Your instructions: Wherever the string "name" appears in a line of the listing below, report that line.

Records supplied:
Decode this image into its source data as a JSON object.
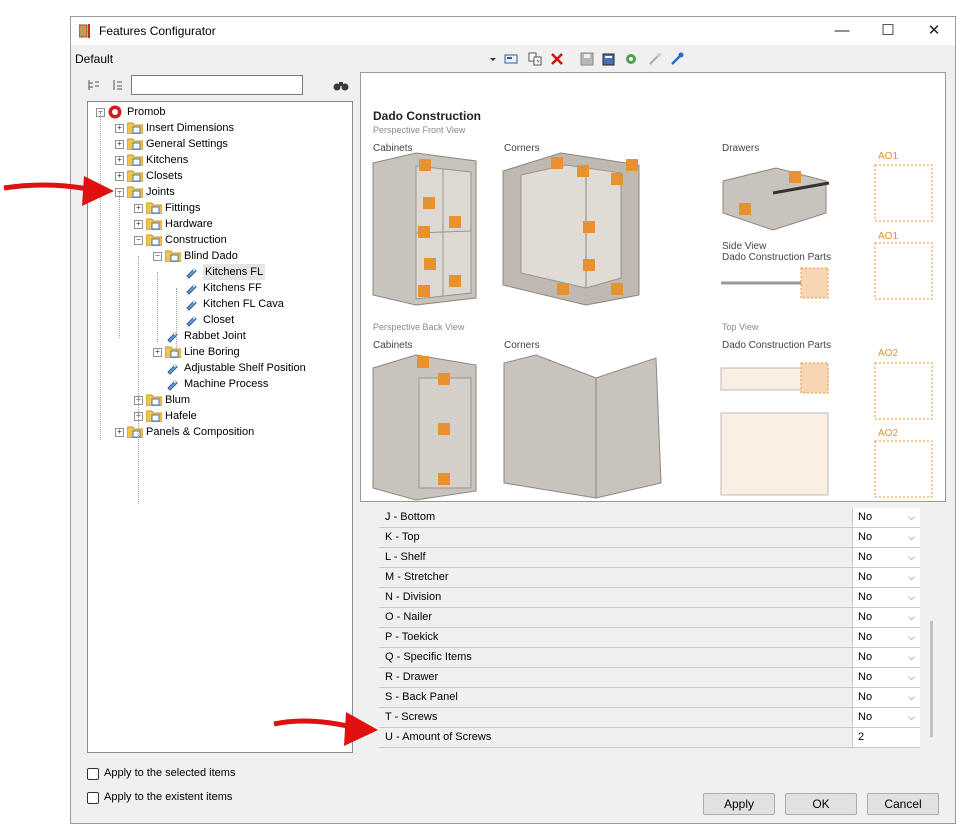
{
  "window": {
    "title": "Features Configurator",
    "minimize": "—",
    "maximize": "☐",
    "close": "✕"
  },
  "profile": "Default",
  "tree": [
    {
      "label": "Promob"
    },
    {
      "label": "Insert Dimensions"
    },
    {
      "label": "General Settings"
    },
    {
      "label": "Kitchens"
    },
    {
      "label": "Closets"
    },
    {
      "label": "Joints"
    },
    {
      "label": "Fittings"
    },
    {
      "label": "Hardware"
    },
    {
      "label": "Construction"
    },
    {
      "label": "Blind Dado"
    },
    {
      "label": "Kitchens FL"
    },
    {
      "label": "Kitchens FF"
    },
    {
      "label": "Kitchen FL Cava"
    },
    {
      "label": "Closet"
    },
    {
      "label": "Rabbet Joint"
    },
    {
      "label": "Line Boring"
    },
    {
      "label": "Adjustable Shelf Position"
    },
    {
      "label": "Machine Process"
    },
    {
      "label": "Blum"
    },
    {
      "label": "Hafele"
    },
    {
      "label": "Panels & Composition"
    }
  ],
  "image": {
    "title": "Dado Construction",
    "front_view": "Perspective Front View",
    "cabinets": "Cabinets",
    "corners": "Corners",
    "drawers": "Drawers",
    "side_view": "Side View",
    "dado_parts": "Dado Construction Parts",
    "back_view": "Perspective Back View",
    "cabinets2": "Cabinets",
    "corners2": "Corners",
    "top_view": "Top View",
    "dado_parts2": "Dado Construction Parts",
    "ao1": "AO1",
    "ao2": "AO2"
  },
  "properties": [
    {
      "name": "J -  Bottom",
      "value": "No"
    },
    {
      "name": "K -  Top",
      "value": "No"
    },
    {
      "name": "L -  Shelf",
      "value": "No"
    },
    {
      "name": "M -  Stretcher",
      "value": "No"
    },
    {
      "name": "N -  Division",
      "value": "No"
    },
    {
      "name": "O -  Nailer",
      "value": "No"
    },
    {
      "name": "P -  Toekick",
      "value": "No"
    },
    {
      "name": "Q -  Specific Items",
      "value": "No"
    },
    {
      "name": "R -  Drawer",
      "value": "No"
    },
    {
      "name": "S - Back Panel",
      "value": "No"
    },
    {
      "name": "T - Screws",
      "value": "No"
    },
    {
      "name": "U - Amount of Screws",
      "value": "2"
    }
  ],
  "options": {
    "apply_selected": "Apply to the selected items",
    "apply_existent": "Apply to the existent items"
  },
  "buttons": {
    "apply": "Apply",
    "ok": "OK",
    "cancel": "Cancel"
  },
  "colors": {
    "accent": "#e8912f",
    "arrow": "#e01010",
    "folder": "#f2c54a"
  }
}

Expected answer:
      "name": "J -  Bottom",
      "name": "K -  Top",
      "name": "L -  Shelf",
      "name": "M -  Stretcher",
      "name": "N -  Division",
      "name": "O -  Nailer",
      "name": "P -  Toekick",
      "name": "Q -  Specific Items",
      "name": "R -  Drawer",
      "name": "S - Back Panel",
      "name": "T - Screws",
      "name": "U - Amount of Screws",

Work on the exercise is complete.